Badu, K., Siangla, J., Larbi, J., Lawson, B. W., Afrane, Y., Ong'echa, J., Remoue, F., Zhou, G., Githeko, A. K., & Yan, G. (2012). Variation in exposure to Anopheles gambiae salivary gland peptide (gSG6-P1) across different malaria transmission settings in the western Kenya highlands. Malaria Journal, 11, 318. https://doi.org/10.1186/1475-2875-11-318
Badu K, et al. Variation in Exposure to Anopheles Gambiae Salivary Gland Peptide (gSG6-P1) Across Different Malaria Transmission Settings in the Western Kenya Highlands. Malar J. 2012 Sep 10;11:318. PubMed PMID: 22963464.
* Article titles in AMA citation format should be in sentence-case
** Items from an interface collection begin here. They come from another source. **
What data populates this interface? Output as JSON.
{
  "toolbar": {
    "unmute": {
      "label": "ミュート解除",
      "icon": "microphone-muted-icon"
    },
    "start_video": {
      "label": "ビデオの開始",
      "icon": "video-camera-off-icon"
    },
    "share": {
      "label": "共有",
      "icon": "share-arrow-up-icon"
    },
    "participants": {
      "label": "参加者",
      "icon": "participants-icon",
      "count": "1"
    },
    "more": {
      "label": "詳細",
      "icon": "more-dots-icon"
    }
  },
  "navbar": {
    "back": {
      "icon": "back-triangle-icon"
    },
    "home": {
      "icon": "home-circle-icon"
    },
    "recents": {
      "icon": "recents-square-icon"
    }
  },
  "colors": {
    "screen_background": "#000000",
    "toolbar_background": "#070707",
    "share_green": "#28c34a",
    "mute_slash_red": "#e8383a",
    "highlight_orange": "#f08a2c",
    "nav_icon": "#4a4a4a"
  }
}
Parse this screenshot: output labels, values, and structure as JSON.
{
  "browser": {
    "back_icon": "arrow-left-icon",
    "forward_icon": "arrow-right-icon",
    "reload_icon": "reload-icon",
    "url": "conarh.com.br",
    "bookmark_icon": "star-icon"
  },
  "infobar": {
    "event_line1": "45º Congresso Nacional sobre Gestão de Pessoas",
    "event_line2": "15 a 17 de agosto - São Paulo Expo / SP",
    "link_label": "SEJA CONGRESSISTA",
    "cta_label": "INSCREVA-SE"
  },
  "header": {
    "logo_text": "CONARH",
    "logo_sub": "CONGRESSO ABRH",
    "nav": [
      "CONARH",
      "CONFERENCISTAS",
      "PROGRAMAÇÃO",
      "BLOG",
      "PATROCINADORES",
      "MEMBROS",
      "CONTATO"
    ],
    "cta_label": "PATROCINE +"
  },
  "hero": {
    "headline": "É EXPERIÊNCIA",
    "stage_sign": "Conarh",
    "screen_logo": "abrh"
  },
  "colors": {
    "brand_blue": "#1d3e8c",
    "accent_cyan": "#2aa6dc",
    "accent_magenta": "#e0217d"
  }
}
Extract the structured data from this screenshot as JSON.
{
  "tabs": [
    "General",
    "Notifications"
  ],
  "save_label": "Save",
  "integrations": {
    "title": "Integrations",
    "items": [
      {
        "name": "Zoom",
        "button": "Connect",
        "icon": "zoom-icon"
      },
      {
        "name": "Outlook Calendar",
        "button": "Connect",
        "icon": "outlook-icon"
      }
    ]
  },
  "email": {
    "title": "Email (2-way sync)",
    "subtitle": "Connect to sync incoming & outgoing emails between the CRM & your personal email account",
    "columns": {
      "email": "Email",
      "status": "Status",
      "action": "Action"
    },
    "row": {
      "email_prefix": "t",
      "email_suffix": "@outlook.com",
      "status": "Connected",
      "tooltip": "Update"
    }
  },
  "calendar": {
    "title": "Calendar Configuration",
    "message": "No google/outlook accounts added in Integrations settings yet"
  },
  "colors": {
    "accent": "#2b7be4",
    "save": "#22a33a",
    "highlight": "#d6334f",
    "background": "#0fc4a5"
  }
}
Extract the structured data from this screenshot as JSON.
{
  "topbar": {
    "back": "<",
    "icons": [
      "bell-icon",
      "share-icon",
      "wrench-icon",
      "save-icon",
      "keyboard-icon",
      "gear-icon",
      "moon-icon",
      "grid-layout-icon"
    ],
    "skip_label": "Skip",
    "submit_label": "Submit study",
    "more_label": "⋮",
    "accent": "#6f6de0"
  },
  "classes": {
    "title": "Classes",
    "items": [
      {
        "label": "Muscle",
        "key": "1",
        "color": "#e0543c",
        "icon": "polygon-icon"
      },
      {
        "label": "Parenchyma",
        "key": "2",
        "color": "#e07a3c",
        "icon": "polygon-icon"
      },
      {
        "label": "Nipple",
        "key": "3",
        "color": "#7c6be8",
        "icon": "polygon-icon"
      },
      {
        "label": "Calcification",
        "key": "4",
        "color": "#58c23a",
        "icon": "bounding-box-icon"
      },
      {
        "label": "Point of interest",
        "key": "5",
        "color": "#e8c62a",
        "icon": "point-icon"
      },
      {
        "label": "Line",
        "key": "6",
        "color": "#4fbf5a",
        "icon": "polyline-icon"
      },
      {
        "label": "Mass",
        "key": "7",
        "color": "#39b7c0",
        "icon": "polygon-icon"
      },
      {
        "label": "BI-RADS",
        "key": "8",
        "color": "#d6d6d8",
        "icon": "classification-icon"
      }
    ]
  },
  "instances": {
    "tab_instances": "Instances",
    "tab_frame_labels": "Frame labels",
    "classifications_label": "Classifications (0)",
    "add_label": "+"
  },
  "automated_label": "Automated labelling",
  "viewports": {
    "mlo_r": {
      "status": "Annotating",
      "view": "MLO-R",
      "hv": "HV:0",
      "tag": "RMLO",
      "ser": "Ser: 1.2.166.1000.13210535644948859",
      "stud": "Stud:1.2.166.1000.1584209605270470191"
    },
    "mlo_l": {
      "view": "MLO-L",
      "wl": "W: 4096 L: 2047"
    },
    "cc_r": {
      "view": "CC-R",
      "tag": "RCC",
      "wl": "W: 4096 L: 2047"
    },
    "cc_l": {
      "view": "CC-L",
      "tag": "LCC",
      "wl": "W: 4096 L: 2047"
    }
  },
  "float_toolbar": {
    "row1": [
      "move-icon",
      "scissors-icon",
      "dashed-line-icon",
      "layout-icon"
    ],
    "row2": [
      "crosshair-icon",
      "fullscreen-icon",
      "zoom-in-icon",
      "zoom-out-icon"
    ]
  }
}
TY - JOUR T1 - Variation in exposure to Anopheles gambiae salivary gland peptide (gSG6-P1) across different malaria transmission settings in the western Kenya highlands. AU - Badu,Kingsley, AU - Siangla,Joram, AU - Larbi,John, AU - Lawson,Bernard W, AU - Afrane,Yaw, AU - Ong'echa,John, AU - Remoue,Franck, AU - Zhou,Guofa, AU - Githeko,Andrew K, AU - Yan,Guiyun, Y1 - 2012/09/10/ PY - 2012/06/22/received PY - 2012/09/06/accepted PY - 2012/9/12/entrez PY - 2012/9/12/pubmed PY - 2013/6/7/medline SP - 318 EP - 318 JF - Malaria journal JO - Malar J VL - 11 N2 - BACKGROUND: The existing metrics of malaria transmission are limited in sensitivity under low transmission intensity. Robust surveillance systems are needed as interventions to monitor reduced transmission and prevention of rapid reintroduction. Serological tools based on antibody responses to parasite and vector antigens are potential tools for transmission measurements. The current study sought to evaluate antibody responses to Anopheles gambiae salivary gland peptide (gSG6- P1), as a biomarker of human exposure to Anopheles bites, in different transmission settings and seasons. The comparison between anti-MSP-1(19) IgG immune responders and non-responders allowed exploring the robustness of the gSG6-P1 peptide as a surveillance tool in an area of decreasing malaria transmission. METHODS: Total IgG levels to gSG6-P1 were measured in an age-stratified cohort (< 5, 5-14 and ≥ 15 years) in a total of 1,366 participants from three localities in western Kenya [Kisii (hypoendemic), Kakamega (mesoendemic), and Kombewa (hyperendemic)] including 607 sera that were additionally tested for MSP-1(19) specific responses during a low and a high malaria transmission seasons. Antibody prevalence and levels were compared between localities with different transmission intensities. Regression analysis was performed to examine the association between gSG6-P1 and MSP-1(19) seroprevalence and parasite prevalence. RESULT: Seroprevalence of gSG6-P1 in the uphill population was 36% while it was 50% valley bottom (χ(2) = 13.2, df = 1, p < 0.001). Median gSG6-P1 antibody levels in the Valley bottom were twice as high as that observed in the uphill population [4.50 vs. 2.05, p < 0.001] and showed seasonal variation. The odds of gSG6-P1 seropositives having MSP-1(19) antibodies were almost three times higher than the odds of seronegatives (OR = 2.87, 95% CI [1.977, 4.176]). The observed parasite prevalence for Kisii, Kakamega and Kombewa were 4%, 19.7% and 44.6% whilst the equivalent gSG6-P1 seroprevalence were 28%, 34% and 54%, respectively. CONCLUSION: The seroprevalence of IgG to gSG6-P1 was sensitive and robust in distinguishing between hypo, meso and hyper transmission settings and seasonal fluctuations. SN - 1475-2875 UR - https://www.unboundmedicine.com/medline/citation/22963464/Variation_in_exposure_to_Anopheles_gambiae_salivary_gland_peptide__gSG6_P1__across_different_malaria_transmission_settings_in_the_western_Kenya_highlands_ L2 - https://malariajournal.biomedcentral.com/articles/10.1186/1475-2875-11-318 DB - PRIME DP - Unbound Medicine ER -